French Youth Line Up to Join the Military After Paris Attacksby
Applications to join the army have tripled since last week
Armed forces represent one of the few big national recruiters
France says it’s at war and its young people are heeding the call of duty.
The number of daily applications received by France’s armed forces has tripled since the Nov. 13 terrorist attacks in the Paris area, which claimed 130 lives and injured more than 300 people. People signing up to join the military went up to about 1,500 from an average of 500, a spokeswoman for the French army said by phone. France’s army has said it needs to fill 15,000 positions in 2015 and 16,000 in 2016.
“What happened last Friday really convinced me that was what I wanted to do; I felt so powerless watching TV,” said Hamilton Mithun, 19, who was at the Fort Vincennes military recruitment in eastern Paris on Friday. “I wanted to be helpful. That’s why I am here.” Mithun, born in the Paris suburb of Bobigny, lives in the town of Blanc-Mesnil, which is just a few kilometers from Saint-Denis, where the attacks began and where raids last week ended with the death of the suspected ringleader. Mithun wants to join the firefighting department, which in France is part of the military.
French President Francois Hollande called the attacks in Paris “an act of war” by the Islamic State and has focused on taking on the militant group both at home and overseas, with air strikes in Syria and Iraq. The country’s youth is doing its part by flooding army recruitment and information centers with calls and emails asking how they can help.

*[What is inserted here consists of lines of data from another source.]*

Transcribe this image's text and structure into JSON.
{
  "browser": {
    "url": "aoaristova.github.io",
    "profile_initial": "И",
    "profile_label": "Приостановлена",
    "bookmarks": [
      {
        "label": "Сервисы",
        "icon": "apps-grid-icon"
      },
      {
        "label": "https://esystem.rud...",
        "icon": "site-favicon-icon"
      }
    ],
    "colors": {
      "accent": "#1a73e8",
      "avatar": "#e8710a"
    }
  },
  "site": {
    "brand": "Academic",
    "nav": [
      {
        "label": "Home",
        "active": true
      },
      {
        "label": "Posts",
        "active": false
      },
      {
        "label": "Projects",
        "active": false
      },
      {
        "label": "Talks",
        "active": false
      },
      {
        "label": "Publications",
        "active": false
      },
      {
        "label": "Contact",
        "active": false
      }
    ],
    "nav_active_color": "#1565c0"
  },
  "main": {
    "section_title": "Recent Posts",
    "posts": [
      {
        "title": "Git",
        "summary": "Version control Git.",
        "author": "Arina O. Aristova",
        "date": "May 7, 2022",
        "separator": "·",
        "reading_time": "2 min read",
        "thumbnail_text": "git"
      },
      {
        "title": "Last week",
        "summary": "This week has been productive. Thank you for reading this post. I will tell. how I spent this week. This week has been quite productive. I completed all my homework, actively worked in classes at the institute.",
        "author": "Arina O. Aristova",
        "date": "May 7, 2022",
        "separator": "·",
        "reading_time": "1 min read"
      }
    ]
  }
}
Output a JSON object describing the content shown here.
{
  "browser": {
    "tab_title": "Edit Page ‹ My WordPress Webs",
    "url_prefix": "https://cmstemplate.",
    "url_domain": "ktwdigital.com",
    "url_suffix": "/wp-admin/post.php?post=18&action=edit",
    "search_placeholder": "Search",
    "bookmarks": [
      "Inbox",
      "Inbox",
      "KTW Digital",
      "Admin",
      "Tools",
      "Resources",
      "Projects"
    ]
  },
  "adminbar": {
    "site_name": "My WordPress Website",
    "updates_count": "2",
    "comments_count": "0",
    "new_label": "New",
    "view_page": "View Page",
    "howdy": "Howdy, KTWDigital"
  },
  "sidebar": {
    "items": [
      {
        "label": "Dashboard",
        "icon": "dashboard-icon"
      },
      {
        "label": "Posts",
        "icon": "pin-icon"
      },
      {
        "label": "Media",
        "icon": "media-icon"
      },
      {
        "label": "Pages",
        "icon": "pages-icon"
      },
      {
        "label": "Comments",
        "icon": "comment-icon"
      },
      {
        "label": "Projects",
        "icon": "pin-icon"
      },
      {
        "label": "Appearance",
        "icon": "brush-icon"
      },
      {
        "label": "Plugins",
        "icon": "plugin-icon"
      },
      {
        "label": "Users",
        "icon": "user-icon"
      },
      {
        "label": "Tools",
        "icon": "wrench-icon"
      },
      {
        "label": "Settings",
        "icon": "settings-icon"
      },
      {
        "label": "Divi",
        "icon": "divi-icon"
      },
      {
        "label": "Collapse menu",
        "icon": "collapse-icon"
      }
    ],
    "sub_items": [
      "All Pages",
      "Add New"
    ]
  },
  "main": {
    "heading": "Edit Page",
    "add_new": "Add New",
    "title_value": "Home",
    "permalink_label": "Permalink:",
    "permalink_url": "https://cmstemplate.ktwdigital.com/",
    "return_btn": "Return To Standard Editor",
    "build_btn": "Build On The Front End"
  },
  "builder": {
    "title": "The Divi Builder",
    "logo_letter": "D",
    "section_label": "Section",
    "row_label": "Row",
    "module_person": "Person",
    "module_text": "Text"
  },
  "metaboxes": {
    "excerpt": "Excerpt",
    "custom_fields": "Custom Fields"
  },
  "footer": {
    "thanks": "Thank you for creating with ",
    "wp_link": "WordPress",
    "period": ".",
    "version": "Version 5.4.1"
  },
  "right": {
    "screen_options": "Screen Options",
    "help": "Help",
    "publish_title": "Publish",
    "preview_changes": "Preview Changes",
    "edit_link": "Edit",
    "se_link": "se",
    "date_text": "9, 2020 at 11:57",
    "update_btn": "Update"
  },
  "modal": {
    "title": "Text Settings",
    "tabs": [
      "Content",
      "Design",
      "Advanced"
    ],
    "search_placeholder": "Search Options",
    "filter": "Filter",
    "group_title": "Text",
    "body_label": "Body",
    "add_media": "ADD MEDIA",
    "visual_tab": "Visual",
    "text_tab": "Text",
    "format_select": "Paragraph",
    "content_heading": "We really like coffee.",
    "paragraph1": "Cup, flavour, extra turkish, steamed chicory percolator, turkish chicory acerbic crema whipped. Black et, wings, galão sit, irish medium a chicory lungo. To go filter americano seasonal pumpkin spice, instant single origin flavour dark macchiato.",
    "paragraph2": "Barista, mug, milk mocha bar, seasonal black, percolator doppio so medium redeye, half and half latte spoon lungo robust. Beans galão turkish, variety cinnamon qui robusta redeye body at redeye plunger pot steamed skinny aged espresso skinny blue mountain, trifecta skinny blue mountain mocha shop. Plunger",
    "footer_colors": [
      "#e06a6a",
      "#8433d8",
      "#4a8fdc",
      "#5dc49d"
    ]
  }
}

Still, few would-be soldiers will end up being selected. Fewer than 10 percent of the total number of applications, estimated so far at 150,000 this year, will be successful. In a country that faces an unemployment rate of more than 10 percent, the armed forces represent one of the country’s biggest recruiters and one of the few promising paths for young, less educated men and women.
The context has also driven more people to apply. The French armed forces and national police have drawn more interest since the terror attacks in January at satirical magazine Charlie Hebdo and a kosher grocery store, which killed 17 people.
Security forces were applauded during the Jan. 11 demonstrations, which gathered about 4 million people nationwide. Some people even hugged French riot squads -- a scene rarely seen in a country that has often been critical of its security forces since World War II, when some collaborated with the German occupiers.
The current momentum may last a little longer than in January, as the French government has vowed to spend more on security. Hollande said he will allow France’s budget-deficit reduction commitments slide in the wake of the latest attacks.
That will allow him to freeze cuts in military personnel through 2019 and spend more on intelligence services. The French army’s 2015 budget is 31.4 billion euros ($33.5 billion), the country’s third-largest expenditure after education and debt repayments.
It’s also second-biggest national military budget in Europe after the U.K., even though it’s only 5 percent of the U.S. defense budget. French defense spending has fallen by about 20 percent over the last 25 years in real terms, according to the government.